‘I am becoming, not a lot, but a little less of an expat.’
|Mr Sunshine connecting with Dutch soil?|
Tuesday, 1 January 2013
Yesterday was our first experience of New Year’s Eve in Breda, and I found myself asking, over and over, what went wrong?
Mr Sunshine and I woke at 7.30 am, not to the friendly toll of the church bells, but to the loud proud blast of our neighbour’s first firework. Alfie feigned raising an eyebrow, Mr Sunshine mumbled something unprintable, and I assumed it was the act of a sensible dad type figure testing out his safety procedures for the evening celebrations while his children were securely tucked up in bed.
24 hours later I laugh at my naivety
By 8am the city rang with challenging detonations. Battle lines were drawn where once had been garden fences, rivers became frontiers and the streets were a no-man’s land. Only a few brave souls ventured outside their own four walls.
I was one of those brave souls.
I may never recover.
Aflie’s walk waits for no man, and by lunchtime he’d made his need for walkies pretty clear. So wrapped in my Christmas scarf, I took to the streets where I saw no adults, only children. Gangs of roaming kids had taken over the city like a 1980’s futuristic film. I saw one child, who (to give his parents some credit) was at least 6 years old, lob a lit firecracker to a group of children a few metres away. Alfie padded on indifferently, while I pursed my lips in righteous indignation. What had happened to my lovely new home-city and the sensible, practical Dutch I had come to so admire?
Working in the office that afternoon was torture, as eruptions and explosions rattled the glass in our windows. It felt as if the whole city was suffering from a severe form of irrepressible farting.
|Calm before the storm|
|Here we go|
|Andy having braved a closer look, runs back to his troop|
|War torn Beirut or sleepy Breda?|
Luckily, for us, we spent the evening at a great New Year’s Eve party where good food, wine and company pushed away the thoughts of the flatulent city.
Then, 10 minutes before midnight armed with nothing more than umbrellas we hit the streets. I expected an organised firework display; instead, we entered, what was not unlike, my image of a raging battle torn street in Beirut. There were no barriers, no safely officers, and no delighted children gazing in wonder at the sky. Instead crowds of people hugged doorways, while gangs of less than sober youths ignited industrial sized fireworks in the middle of the streets.

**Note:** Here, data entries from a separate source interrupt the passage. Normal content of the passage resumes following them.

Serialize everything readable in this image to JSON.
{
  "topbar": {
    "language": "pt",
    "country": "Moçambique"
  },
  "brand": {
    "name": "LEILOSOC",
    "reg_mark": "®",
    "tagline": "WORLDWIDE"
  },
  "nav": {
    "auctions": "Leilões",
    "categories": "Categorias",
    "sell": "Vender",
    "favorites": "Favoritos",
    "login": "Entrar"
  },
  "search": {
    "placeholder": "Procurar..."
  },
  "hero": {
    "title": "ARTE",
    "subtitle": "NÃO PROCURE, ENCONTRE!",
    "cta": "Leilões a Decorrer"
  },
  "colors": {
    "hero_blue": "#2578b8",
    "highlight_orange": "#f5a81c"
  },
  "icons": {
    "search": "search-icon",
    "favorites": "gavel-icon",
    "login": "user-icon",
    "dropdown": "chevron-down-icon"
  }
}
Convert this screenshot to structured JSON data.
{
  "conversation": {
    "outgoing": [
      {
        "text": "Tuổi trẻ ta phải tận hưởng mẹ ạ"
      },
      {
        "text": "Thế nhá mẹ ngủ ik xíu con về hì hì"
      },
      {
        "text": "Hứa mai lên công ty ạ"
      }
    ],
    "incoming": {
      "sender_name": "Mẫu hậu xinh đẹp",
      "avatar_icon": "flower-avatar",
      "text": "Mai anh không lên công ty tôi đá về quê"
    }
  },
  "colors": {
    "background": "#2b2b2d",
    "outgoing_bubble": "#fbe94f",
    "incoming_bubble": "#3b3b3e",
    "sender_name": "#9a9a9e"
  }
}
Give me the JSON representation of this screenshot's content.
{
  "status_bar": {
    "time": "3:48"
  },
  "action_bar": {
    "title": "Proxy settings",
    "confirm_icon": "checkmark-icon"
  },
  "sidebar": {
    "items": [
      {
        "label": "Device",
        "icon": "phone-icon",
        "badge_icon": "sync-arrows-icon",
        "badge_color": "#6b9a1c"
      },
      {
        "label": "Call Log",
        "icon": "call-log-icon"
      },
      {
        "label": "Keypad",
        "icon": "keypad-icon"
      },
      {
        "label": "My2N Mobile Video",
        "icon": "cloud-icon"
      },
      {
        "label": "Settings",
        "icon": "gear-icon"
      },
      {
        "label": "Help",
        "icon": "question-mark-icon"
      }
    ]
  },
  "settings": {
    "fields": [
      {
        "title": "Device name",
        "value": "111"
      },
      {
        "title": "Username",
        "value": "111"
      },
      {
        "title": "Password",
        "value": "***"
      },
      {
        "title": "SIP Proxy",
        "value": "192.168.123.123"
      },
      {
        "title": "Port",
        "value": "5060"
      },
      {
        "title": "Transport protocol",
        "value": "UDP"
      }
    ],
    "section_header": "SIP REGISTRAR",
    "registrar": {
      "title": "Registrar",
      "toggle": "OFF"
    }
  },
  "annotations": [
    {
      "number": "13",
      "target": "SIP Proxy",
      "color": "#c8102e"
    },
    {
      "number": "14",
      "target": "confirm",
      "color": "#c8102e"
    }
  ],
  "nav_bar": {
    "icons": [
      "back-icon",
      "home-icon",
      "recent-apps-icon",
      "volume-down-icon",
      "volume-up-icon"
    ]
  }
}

This morning I’m reeling, I’m confused; I see a little chink in Breda’s perfect armour.
|Andy and Alfie completely ignored the whole thing, I think they have the right idea|